**Activity**. Copy out every line from the records that includes "trend".

── Exercise data ──

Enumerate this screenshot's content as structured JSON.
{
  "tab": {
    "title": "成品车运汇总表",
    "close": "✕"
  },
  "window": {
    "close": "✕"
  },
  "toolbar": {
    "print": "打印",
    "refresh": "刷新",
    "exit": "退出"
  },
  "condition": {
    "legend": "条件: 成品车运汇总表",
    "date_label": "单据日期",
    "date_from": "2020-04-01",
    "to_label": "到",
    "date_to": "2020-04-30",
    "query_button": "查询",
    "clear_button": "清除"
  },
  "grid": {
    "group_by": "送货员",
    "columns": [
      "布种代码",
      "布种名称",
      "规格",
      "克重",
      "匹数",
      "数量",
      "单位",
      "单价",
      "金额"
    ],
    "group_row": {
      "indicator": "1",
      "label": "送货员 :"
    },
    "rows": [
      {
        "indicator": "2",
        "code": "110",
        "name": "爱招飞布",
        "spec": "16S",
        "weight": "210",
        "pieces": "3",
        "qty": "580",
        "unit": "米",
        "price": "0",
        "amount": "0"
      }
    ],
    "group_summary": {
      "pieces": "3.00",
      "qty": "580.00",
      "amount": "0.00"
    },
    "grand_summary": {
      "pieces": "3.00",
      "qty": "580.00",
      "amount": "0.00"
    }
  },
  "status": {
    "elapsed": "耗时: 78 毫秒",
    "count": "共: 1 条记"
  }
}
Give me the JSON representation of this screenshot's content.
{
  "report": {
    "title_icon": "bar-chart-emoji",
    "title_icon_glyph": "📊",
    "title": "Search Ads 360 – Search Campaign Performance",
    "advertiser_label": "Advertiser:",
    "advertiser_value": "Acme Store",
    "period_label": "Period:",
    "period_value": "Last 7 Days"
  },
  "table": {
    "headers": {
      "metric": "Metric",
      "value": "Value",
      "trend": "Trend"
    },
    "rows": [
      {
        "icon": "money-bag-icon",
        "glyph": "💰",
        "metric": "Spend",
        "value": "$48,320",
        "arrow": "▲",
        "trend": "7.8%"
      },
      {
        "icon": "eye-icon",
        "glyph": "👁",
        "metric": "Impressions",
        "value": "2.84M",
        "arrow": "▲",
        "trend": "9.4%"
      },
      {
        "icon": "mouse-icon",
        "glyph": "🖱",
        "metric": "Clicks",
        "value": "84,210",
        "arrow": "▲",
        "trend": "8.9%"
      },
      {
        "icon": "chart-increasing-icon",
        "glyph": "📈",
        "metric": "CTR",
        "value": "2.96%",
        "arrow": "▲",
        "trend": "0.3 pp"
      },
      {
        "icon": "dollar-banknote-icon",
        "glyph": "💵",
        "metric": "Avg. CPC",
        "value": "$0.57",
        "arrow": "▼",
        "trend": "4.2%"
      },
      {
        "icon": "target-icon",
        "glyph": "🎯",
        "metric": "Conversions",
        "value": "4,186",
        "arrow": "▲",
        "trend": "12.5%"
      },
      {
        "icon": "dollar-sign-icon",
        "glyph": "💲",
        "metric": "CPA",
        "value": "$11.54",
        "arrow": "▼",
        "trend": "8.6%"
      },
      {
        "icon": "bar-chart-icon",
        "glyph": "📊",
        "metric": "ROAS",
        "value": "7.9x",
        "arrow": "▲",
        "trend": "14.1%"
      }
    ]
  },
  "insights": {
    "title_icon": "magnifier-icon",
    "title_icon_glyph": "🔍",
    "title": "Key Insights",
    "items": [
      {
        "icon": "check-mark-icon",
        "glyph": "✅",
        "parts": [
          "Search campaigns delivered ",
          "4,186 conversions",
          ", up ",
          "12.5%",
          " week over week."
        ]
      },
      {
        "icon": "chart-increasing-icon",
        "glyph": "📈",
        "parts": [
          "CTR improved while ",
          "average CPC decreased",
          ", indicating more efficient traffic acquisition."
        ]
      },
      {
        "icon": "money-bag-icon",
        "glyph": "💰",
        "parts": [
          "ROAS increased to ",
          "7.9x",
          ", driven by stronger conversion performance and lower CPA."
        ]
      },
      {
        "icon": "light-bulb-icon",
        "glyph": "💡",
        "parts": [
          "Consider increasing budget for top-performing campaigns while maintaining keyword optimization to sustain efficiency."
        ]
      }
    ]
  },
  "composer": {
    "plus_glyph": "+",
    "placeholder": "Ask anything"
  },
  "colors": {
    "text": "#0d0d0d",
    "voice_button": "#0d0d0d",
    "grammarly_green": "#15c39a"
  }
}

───

**Written response**.
      "trend": "Trend"
        "trend": "7.8%"
        "trend": "9.4%"
        "trend": "8.9%"
        "trend": "0.3 pp"
        "trend": "4.2%"
        "trend": "12.5%"
        "trend": "8.6%"
        "trend": "14.1%"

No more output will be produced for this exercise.